According to economist Chris Barrett, director of Cornell’s Dyson School, the bill will raise food aid shipping costs by at least $75 million—without increasing national security or creating jobs. The money diverted from international food aid to U.S. special interests will mean less food reaches the vulnerable people who need it. Barrett writes:

Given a fixed food-aid budget, added ocean freight costs would translate into feeding 2 million or so fewer children and women affected by natural disasters and war. An honest policy debate would weigh the (at most minimal) gain in jobs and considerable profits to ship owners against the cost of abandoning malnourished children and their families around the world. The passing of this bill, however, would expressly stifle such debate. . . . Legislation that would take food out of the mouths of hungry people to line the pockets of foreign ship owners is just lobbyist-led highway robbery on the high seas.
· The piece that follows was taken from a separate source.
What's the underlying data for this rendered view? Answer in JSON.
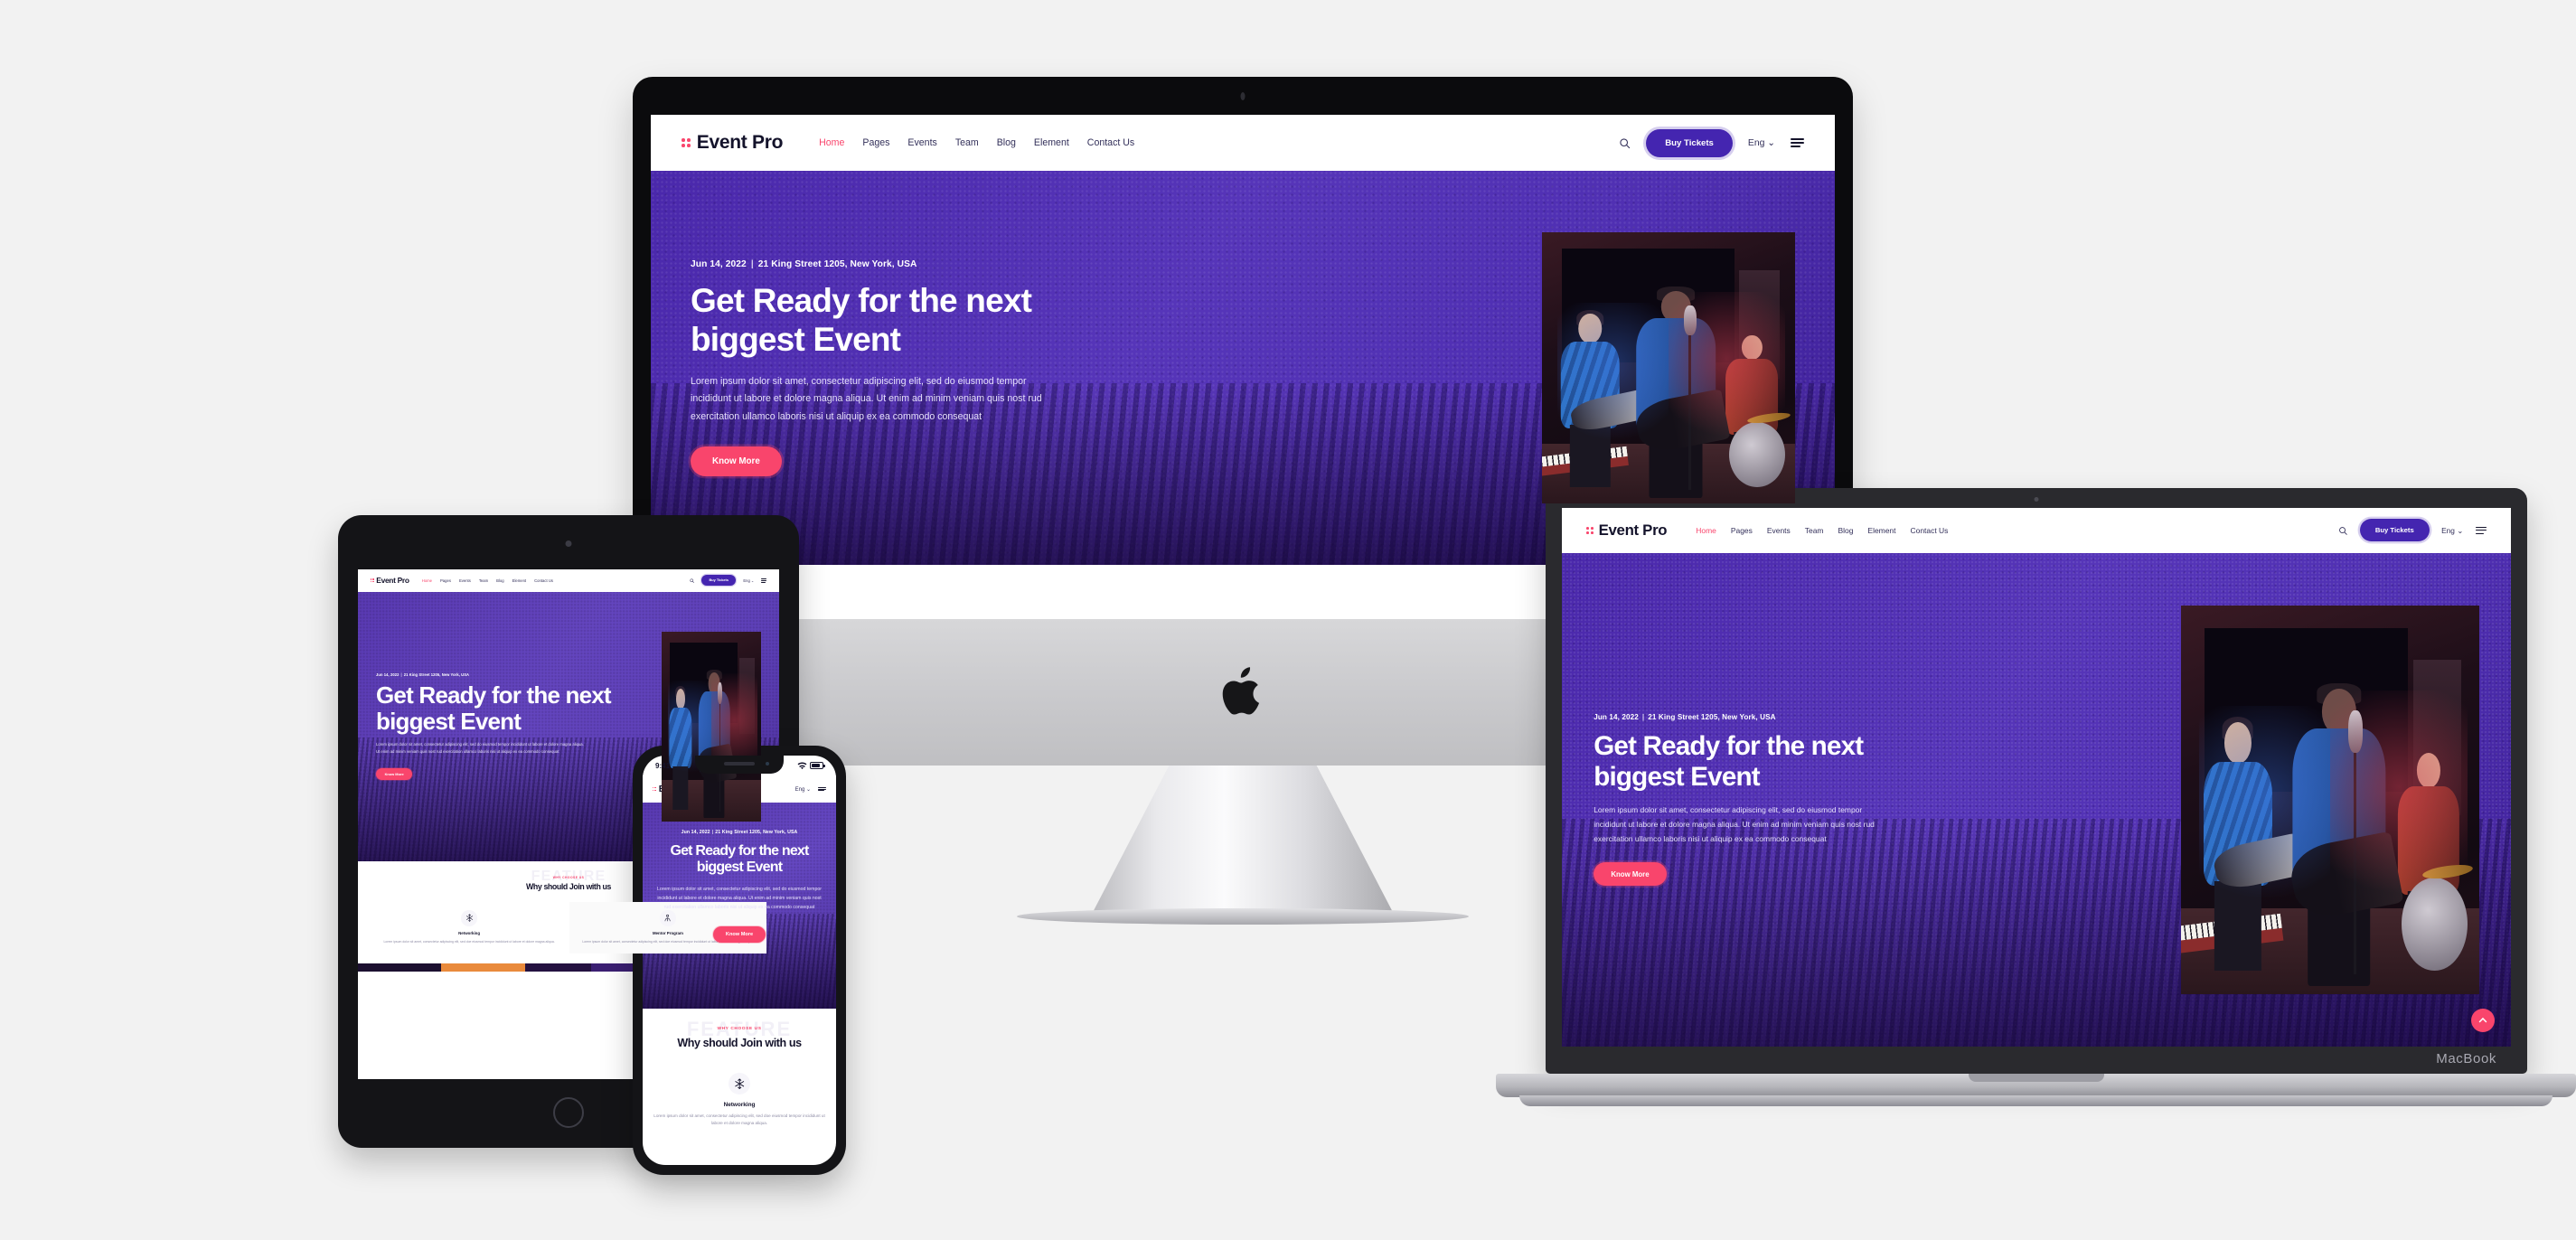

Barrett’s op-ed about the proposed cargo preference provisions was featured in the pundits’ blog of The Hill, Capitol Hill’s largest-circulation paper.

Read more in The Hill.